Do you have any touring plans in the near future?
"We want to be on stage as often as possible. Unfortunately, the album was published back to late May in order to get into the actual festival season. The next months will be used for creating new songs and performing some concerts in autumn. The first dates are confirmed."
I know you’re a relatively young band, but have you heard of Maryland Deathfest in the United States? Either way, that’s a festival you should look into trying to play in the future. Best real festival here, and would be a perfect way to break into this market.
"Oh we not so young any more ;-). We’ve heard and read of it. It would be more than fantastic to perform there. We want to make our applications for the next festival season and hope to be there."
Is there a band that you’d like to tour with more than any other?
"Last year, we had a lot of gigs with Dicentress, the band our drummer is also playing in. They create brilliant music, but without vocals. Because of our friendship, it would be fantastic to tour together. But, with Katatonia would be the top of the iceberg."
Do you have a favorite song off of "A Discouraged Believer?"
"We don’t have a common favorite song, and even the individual ones change from time to time. I think "Stowaway" and "The Forsaken Earth" are the preferred ones."

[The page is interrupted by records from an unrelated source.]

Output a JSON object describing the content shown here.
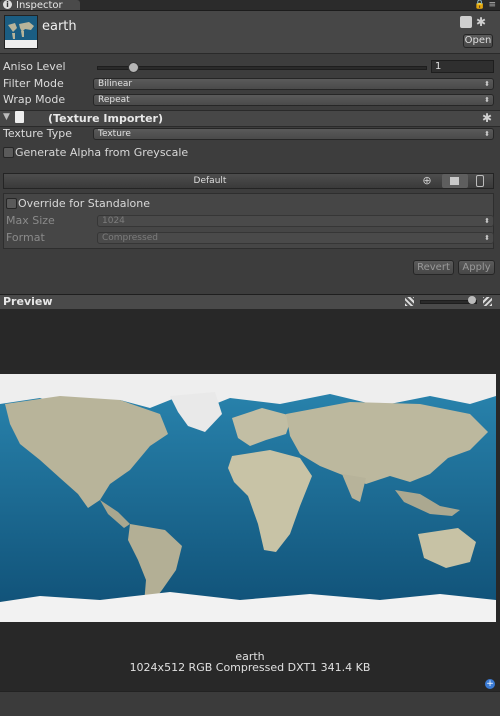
{
  "tab": {
    "label": "Inspector"
  },
  "asset": {
    "name": "earth",
    "open_label": "Open"
  },
  "aniso": {
    "label": "Aniso Level",
    "value": "1",
    "level_fraction": 0.11
  },
  "filter_mode": {
    "label": "Filter Mode",
    "value": "Bilinear"
  },
  "wrap_mode": {
    "label": "Wrap Mode",
    "value": "Repeat"
  },
  "importer": {
    "title": "(Texture Importer)"
  },
  "texture_type": {
    "label": "Texture Type",
    "value": "Texture"
  },
  "alpha_from_grey": {
    "label": "Generate Alpha from Greyscale",
    "checked": false
  },
  "platform": {
    "default_label": "Default",
    "icons": [
      "globe-icon",
      "standalone-icon",
      "mobile-icon"
    ]
  },
  "override": {
    "label": "Override for Standalone",
    "checked": false,
    "max_size_label": "Max Size",
    "max_size_value": "1024",
    "format_label": "Format",
    "format_value": "Compressed"
  },
  "buttons": {
    "revert": "Revert",
    "apply": "Apply"
  },
  "preview": {
    "title": "Preview",
    "name": "earth",
    "info": "1024x512  RGB Compressed DXT1   341.4 KB"
  },
  "colors": {
    "ocean": "#1a6a92",
    "land": "#b8b49a",
    "ice": "#f2f2f2",
    "panel": "#3d3d3d"
  }
}
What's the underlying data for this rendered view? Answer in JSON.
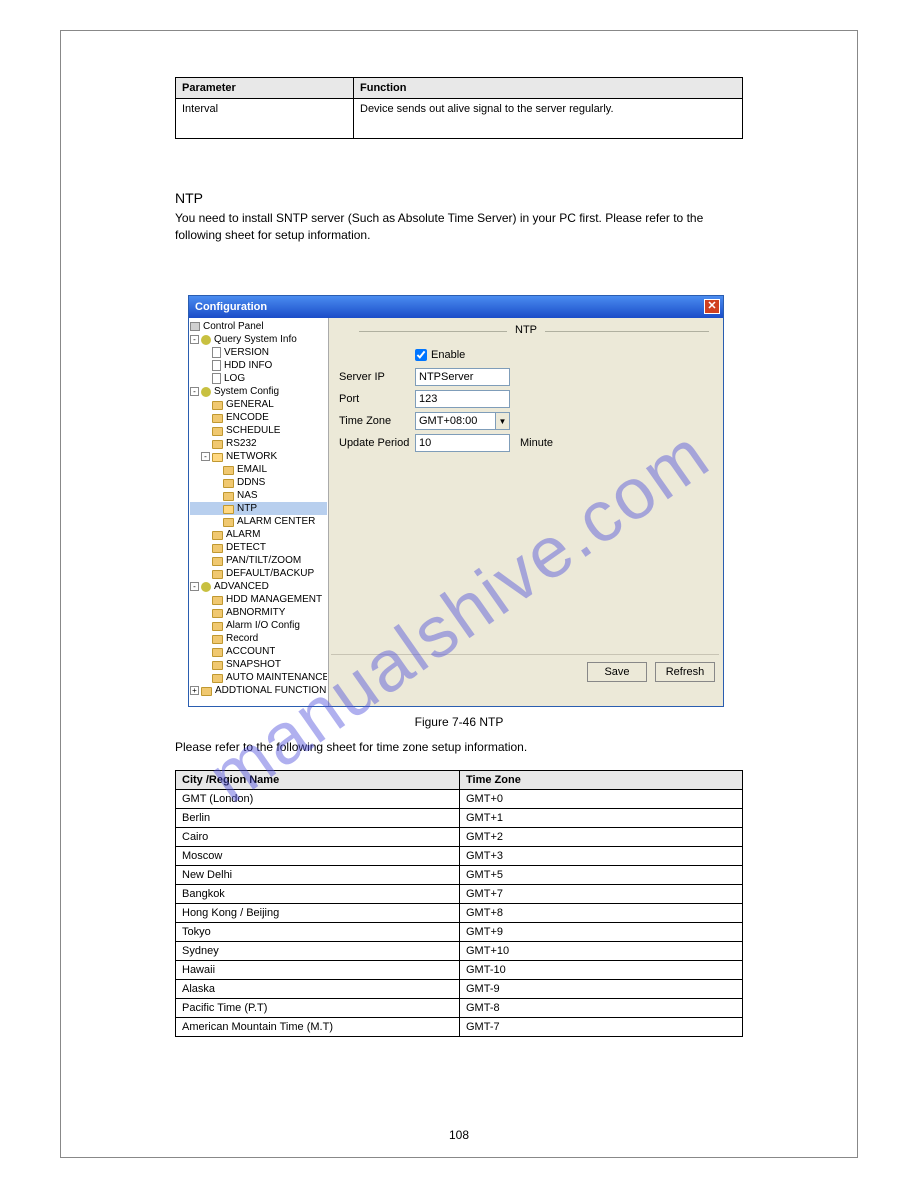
{
  "watermark": "manualshive.com",
  "table_top": {
    "headers": [
      "Parameter",
      "Function"
    ],
    "rows": [
      [
        "Interval",
        "Device sends out alive signal to the server regularly."
      ]
    ]
  },
  "section_title": "NTP",
  "section_body": "You need to install SNTP server (Such as Absolute Time Server) in your PC first. Please refer to the following sheet for setup information.",
  "dialog": {
    "title": "Configuration",
    "control_panel": "Control Panel",
    "pane_title": "NTP",
    "enable_label": "Enable",
    "form": {
      "server_ip": {
        "label": "Server IP",
        "value": "NTPServer"
      },
      "port": {
        "label": "Port",
        "value": "123"
      },
      "time_zone": {
        "label": "Time Zone",
        "value": "GMT+08:00"
      },
      "update_period": {
        "label": "Update Period",
        "value": "10",
        "unit": "Minute"
      }
    },
    "save": "Save",
    "refresh": "Refresh",
    "tree": [
      {
        "label": "Query System Info",
        "icon": "gear",
        "depth": 0,
        "exp": "-"
      },
      {
        "label": "VERSION",
        "icon": "page",
        "depth": 1
      },
      {
        "label": "HDD INFO",
        "icon": "page",
        "depth": 1
      },
      {
        "label": "LOG",
        "icon": "page",
        "depth": 1
      },
      {
        "label": "System Config",
        "icon": "gear",
        "depth": 0,
        "exp": "-"
      },
      {
        "label": "GENERAL",
        "icon": "folder",
        "depth": 1
      },
      {
        "label": "ENCODE",
        "icon": "folder",
        "depth": 1
      },
      {
        "label": "SCHEDULE",
        "icon": "folder",
        "depth": 1
      },
      {
        "label": "RS232",
        "icon": "folder",
        "depth": 1
      },
      {
        "label": "NETWORK",
        "icon": "folder-open",
        "depth": 1,
        "exp": "-"
      },
      {
        "label": "EMAIL",
        "icon": "folder",
        "depth": 2
      },
      {
        "label": "DDNS",
        "icon": "folder",
        "depth": 2
      },
      {
        "label": "NAS",
        "icon": "folder",
        "depth": 2
      },
      {
        "label": "NTP",
        "icon": "folder-open",
        "depth": 2,
        "selected": true
      },
      {
        "label": "ALARM CENTER",
        "icon": "folder",
        "depth": 2
      },
      {
        "label": "ALARM",
        "icon": "folder",
        "depth": 1
      },
      {
        "label": "DETECT",
        "icon": "folder",
        "depth": 1
      },
      {
        "label": "PAN/TILT/ZOOM",
        "icon": "folder",
        "depth": 1
      },
      {
        "label": "DEFAULT/BACKUP",
        "icon": "folder",
        "depth": 1
      },
      {
        "label": "ADVANCED",
        "icon": "gear",
        "depth": 0,
        "exp": "-"
      },
      {
        "label": "HDD MANAGEMENT",
        "icon": "folder",
        "depth": 1
      },
      {
        "label": "ABNORMITY",
        "icon": "folder",
        "depth": 1
      },
      {
        "label": "Alarm I/O Config",
        "icon": "folder",
        "depth": 1
      },
      {
        "label": "Record",
        "icon": "folder",
        "depth": 1
      },
      {
        "label": "ACCOUNT",
        "icon": "folder",
        "depth": 1
      },
      {
        "label": "SNAPSHOT",
        "icon": "folder",
        "depth": 1
      },
      {
        "label": "AUTO MAINTENANCE",
        "icon": "folder",
        "depth": 1
      },
      {
        "label": "ADDTIONAL FUNCTION",
        "icon": "folder",
        "depth": 0,
        "exp": "+"
      }
    ]
  },
  "figure_caption": "Figure 7-46 NTP",
  "after_fig_text": "Please refer to the following sheet for time zone setup information.",
  "table_tz": {
    "headers": [
      "City /Region Name",
      "Time Zone"
    ],
    "rows": [
      [
        "GMT (London)",
        "GMT+0"
      ],
      [
        "Berlin",
        "GMT+1"
      ],
      [
        "Cairo",
        "GMT+2"
      ],
      [
        "Moscow",
        "GMT+3"
      ],
      [
        "New Delhi",
        "GMT+5"
      ],
      [
        "Bangkok",
        "GMT+7"
      ],
      [
        "Hong Kong / Beijing",
        "GMT+8"
      ],
      [
        "Tokyo",
        "GMT+9"
      ],
      [
        "Sydney",
        "GMT+10"
      ],
      [
        "Hawaii",
        "GMT-10"
      ],
      [
        "Alaska",
        "GMT-9"
      ],
      [
        "Pacific Time (P.T)",
        "GMT-8"
      ],
      [
        "American Mountain Time (M.T)",
        "GMT-7"
      ]
    ]
  },
  "page_number": "108"
}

"The Forsaken Earth" starts off with a nice dose of melancholy, and then really builds with some fine and heavy riffs. How important is it to the band to mesh the softer and somber stuff with the heavier sounds, and is it difficult to maintain the perfect balance between the two?

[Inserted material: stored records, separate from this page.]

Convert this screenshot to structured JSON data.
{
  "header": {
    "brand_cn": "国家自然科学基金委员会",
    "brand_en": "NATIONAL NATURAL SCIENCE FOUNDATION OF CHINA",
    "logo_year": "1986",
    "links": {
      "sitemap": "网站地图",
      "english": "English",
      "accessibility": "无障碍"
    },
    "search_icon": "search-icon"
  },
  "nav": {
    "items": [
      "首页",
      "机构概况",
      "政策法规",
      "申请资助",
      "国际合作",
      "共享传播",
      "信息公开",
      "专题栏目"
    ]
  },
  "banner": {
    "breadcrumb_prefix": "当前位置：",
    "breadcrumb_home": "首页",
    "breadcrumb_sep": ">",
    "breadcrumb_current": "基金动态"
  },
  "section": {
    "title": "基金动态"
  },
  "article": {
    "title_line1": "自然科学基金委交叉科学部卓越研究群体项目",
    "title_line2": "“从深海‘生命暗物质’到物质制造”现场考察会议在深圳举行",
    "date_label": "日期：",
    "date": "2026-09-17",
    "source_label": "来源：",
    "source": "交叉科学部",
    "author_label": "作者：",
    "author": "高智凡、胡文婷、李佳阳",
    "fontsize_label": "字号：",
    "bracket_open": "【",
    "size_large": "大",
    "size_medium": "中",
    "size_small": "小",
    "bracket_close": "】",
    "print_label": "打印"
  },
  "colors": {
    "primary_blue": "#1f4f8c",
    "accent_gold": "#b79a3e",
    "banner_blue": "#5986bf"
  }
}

"The Forsaken Earth" is developing all the time, until the song gets back to the theme. This happened automatically during writing the song. It felt good. Both are important – the hard and soft passages – and the contrast between them make both so interesting. When you are listening, you are waiting for the next change all the time."

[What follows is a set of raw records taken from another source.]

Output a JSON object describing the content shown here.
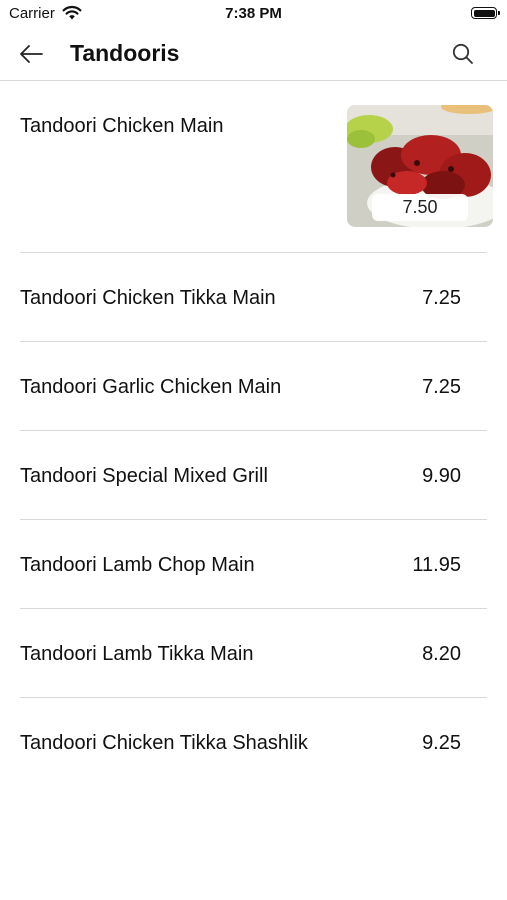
{
  "status_bar": {
    "carrier": "Carrier",
    "time": "7:38 PM"
  },
  "nav": {
    "title": "Tandooris",
    "back_icon": "back-arrow-icon",
    "search_icon": "search-icon"
  },
  "featured": {
    "name": "Tandoori Chicken Main",
    "price": "7.50"
  },
  "items": [
    {
      "name": "Tandoori Chicken Tikka Main",
      "price": "7.25"
    },
    {
      "name": "Tandoori Garlic Chicken Main",
      "price": "7.25"
    },
    {
      "name": "Tandoori Special Mixed Grill",
      "price": "9.90"
    },
    {
      "name": "Tandoori Lamb Chop Main",
      "price": "11.95"
    },
    {
      "name": "Tandoori Lamb Tikka Main",
      "price": "8.20"
    },
    {
      "name": "Tandoori Chicken Tikka Shashlik",
      "price": "9.25"
    }
  ]
}
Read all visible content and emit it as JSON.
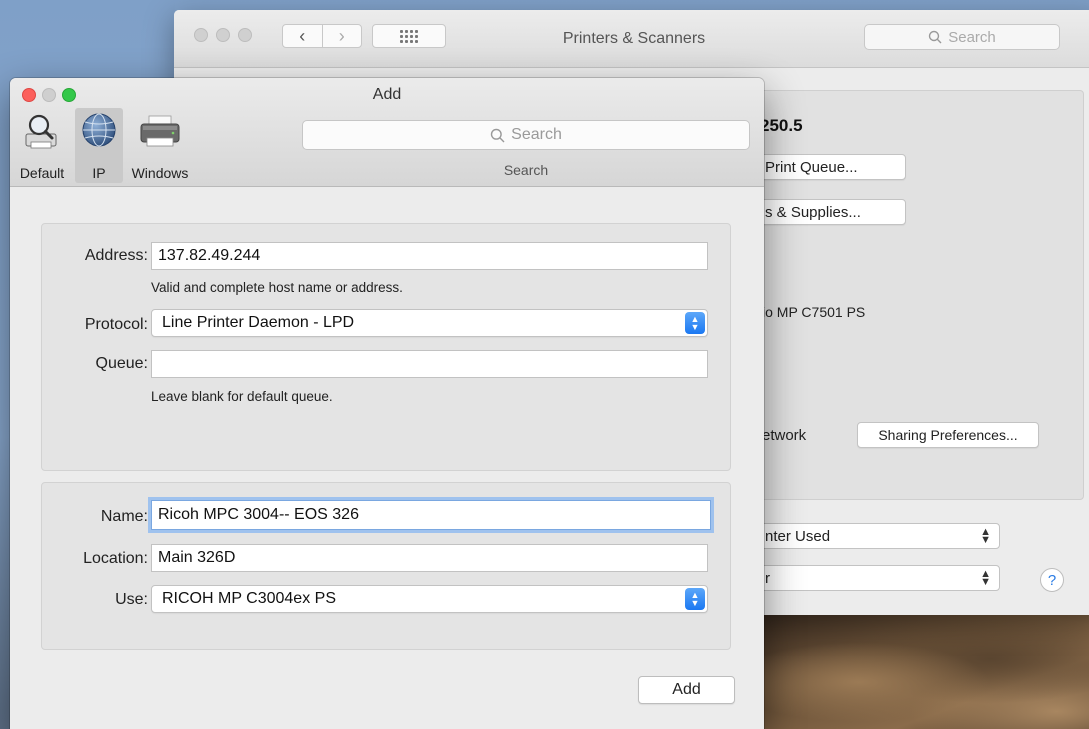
{
  "back_window": {
    "title": "Printers & Scanners",
    "search_placeholder": "Search",
    "printer_name_partial": "250.5",
    "open_print_queue_partial": "Print Queue...",
    "options_supplies_partial": "s & Supplies...",
    "kind_partial": "io MP C7501 PS",
    "share_network_partial": "etwork",
    "sharing_preferences_label": "Sharing Preferences...",
    "default_printer_partial": "nter Used",
    "default_paper_partial": "r",
    "help_label": "?"
  },
  "add_dialog": {
    "title": "Add",
    "toolbar": {
      "items": [
        {
          "label": "Default",
          "icon": "default-printer-icon",
          "selected": false
        },
        {
          "label": "IP",
          "icon": "globe-icon",
          "selected": true
        },
        {
          "label": "Windows",
          "icon": "windows-printer-icon",
          "selected": false
        }
      ],
      "search_placeholder": "Search",
      "search_label": "Search"
    },
    "connection": {
      "address_label": "Address:",
      "address_value": "137.82.49.244",
      "address_hint": "Valid and complete host name or address.",
      "protocol_label": "Protocol:",
      "protocol_value": "Line Printer Daemon - LPD",
      "queue_label": "Queue:",
      "queue_value": "",
      "queue_hint": "Leave blank for default queue."
    },
    "details": {
      "name_label": "Name:",
      "name_value": "Ricoh MPC 3004-- EOS 326",
      "location_label": "Location:",
      "location_value": "Main 326D",
      "use_label": "Use:",
      "use_value": "RICOH MP C3004ex PS"
    },
    "add_button_label": "Add"
  },
  "colors": {
    "accent": "#1b78f2",
    "focus_ring": "#9fc2ee",
    "close": "#fc605c",
    "zoom": "#34c84a"
  }
}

"Stowaway" is the most full-on doom song on the album, and it definitely has an early era My Dying Bride feel to it. Was this any sort of a tribute to them? No matter what, well done! This may be my favorite on the whole album.
"Oh yes, "Stowaway," and also "Décembre Noir," have some parallels to My Dying Bride. "Stowaway" was our first song. At this time, we were only two by two, and met up the first time only for jamming. After one hour, the song was finished in its then version. We could define the parallels to My Dying Bride very fast, but it was never our goal to sound like them."
"Escape the Sun" closes off the album, and is the most varied track for me. How important is it for Decembre Noir to establish a unique and engrossing style like which is portrayed in this track?
"We like the changes in our songs, and it is important for us to have emotional and hard passages in the songs. This could be a kind of our own style. A big German fanzine called it the "New melancholic hardness." That fits perfect."
Other than music, tell me something you like to do for fun.
"Mike is a fantastic photographer, and he spends a lot of time with it. I do skijoring with my two huskies, and spend a lot of time in the forest with them. But we all also have to work, and also have families, and our music. There is not much time for other hobbies."
To close, is there anything else that you’d like to add?
"Oh that’s not so easy for me. We are wondering about this and the next year. We are really overwhelmed by the amazing response to the album, and are very thankful for it. We are glad to have these good times on stage and in our rehearsal room."